Say, as a bare number, how many lines of the listing hold "amnesia".
◆ ◆ ◆ ◆ ◆
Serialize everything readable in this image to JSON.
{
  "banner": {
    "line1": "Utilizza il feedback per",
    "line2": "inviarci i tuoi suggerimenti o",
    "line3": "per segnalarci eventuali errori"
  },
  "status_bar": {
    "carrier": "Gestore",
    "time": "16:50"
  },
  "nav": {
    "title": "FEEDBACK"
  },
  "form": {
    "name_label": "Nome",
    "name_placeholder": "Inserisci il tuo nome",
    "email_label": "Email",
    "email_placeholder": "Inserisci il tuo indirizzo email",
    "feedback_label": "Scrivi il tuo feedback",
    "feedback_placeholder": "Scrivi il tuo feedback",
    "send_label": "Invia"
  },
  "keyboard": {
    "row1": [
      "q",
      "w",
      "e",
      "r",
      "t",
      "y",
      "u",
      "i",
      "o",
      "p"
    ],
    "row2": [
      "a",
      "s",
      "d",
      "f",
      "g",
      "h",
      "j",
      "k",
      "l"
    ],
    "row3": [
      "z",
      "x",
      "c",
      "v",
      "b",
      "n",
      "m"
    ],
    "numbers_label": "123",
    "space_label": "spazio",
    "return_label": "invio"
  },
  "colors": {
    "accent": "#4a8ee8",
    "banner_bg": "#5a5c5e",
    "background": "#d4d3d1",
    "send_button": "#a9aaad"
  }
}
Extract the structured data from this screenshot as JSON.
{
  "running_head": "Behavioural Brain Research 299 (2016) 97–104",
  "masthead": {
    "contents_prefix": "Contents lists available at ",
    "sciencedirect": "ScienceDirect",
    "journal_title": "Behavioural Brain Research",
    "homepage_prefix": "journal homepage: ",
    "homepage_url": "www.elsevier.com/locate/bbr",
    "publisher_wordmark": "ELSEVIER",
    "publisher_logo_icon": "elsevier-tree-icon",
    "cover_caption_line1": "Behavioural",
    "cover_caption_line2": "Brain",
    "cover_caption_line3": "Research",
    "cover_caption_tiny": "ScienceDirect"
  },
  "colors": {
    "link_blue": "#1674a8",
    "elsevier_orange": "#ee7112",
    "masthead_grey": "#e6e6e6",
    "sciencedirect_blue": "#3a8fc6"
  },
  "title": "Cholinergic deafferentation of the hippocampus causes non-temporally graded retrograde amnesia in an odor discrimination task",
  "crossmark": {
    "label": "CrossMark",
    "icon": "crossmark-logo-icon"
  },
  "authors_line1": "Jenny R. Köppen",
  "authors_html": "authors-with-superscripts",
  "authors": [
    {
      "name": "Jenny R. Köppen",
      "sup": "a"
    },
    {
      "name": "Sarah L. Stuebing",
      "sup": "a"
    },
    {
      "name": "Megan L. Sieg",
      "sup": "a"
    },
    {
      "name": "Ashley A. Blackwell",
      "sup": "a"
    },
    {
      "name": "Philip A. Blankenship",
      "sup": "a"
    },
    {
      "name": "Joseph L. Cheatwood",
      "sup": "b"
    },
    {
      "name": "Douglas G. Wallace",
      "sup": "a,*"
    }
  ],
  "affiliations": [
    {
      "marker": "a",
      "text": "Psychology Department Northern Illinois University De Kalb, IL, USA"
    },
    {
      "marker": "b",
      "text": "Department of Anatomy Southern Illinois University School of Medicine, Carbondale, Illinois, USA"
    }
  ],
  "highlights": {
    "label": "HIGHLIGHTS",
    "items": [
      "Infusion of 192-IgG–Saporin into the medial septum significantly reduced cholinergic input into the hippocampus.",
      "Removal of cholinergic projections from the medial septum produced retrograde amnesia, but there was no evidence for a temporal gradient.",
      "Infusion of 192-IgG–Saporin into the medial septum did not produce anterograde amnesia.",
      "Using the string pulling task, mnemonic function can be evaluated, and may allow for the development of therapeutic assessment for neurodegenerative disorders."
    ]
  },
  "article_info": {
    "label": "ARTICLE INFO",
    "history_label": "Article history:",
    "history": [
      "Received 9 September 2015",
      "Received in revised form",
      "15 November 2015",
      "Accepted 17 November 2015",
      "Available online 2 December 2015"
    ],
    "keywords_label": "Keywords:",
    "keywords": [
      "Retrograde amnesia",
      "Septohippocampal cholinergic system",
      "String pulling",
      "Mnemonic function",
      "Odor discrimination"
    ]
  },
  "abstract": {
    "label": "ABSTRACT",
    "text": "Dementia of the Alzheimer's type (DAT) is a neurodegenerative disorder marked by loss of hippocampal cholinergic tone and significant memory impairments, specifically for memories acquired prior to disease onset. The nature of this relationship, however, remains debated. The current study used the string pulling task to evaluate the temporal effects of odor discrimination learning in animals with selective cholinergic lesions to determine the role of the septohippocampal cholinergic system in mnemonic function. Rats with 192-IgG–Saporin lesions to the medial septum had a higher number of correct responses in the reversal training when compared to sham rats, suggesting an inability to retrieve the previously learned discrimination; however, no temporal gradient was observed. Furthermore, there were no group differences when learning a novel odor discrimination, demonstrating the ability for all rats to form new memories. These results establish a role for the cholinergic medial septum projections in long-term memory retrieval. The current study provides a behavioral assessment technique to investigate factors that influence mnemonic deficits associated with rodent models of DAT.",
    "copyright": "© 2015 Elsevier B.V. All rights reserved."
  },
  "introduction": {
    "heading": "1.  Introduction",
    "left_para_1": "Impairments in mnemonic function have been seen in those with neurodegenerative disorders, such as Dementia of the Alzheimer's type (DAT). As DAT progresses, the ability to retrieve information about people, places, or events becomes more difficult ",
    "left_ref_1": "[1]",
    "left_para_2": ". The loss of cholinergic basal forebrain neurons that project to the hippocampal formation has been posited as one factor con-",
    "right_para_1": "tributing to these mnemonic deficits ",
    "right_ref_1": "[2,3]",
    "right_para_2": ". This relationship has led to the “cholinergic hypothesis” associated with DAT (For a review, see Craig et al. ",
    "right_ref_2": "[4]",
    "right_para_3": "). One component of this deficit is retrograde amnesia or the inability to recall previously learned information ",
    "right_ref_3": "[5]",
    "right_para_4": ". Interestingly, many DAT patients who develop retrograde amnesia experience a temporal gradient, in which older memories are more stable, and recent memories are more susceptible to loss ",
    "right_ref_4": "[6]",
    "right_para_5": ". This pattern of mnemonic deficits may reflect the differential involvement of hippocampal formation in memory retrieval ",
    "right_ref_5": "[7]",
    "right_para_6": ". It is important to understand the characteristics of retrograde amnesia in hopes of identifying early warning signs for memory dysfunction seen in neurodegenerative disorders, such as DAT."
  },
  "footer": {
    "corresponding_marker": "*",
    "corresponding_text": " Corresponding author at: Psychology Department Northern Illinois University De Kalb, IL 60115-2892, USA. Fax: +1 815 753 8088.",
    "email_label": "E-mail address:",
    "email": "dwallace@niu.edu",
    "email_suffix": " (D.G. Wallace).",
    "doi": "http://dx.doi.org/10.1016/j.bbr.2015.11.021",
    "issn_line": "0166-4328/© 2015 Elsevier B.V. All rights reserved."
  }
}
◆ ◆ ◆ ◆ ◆
* _Result for this exercise_
7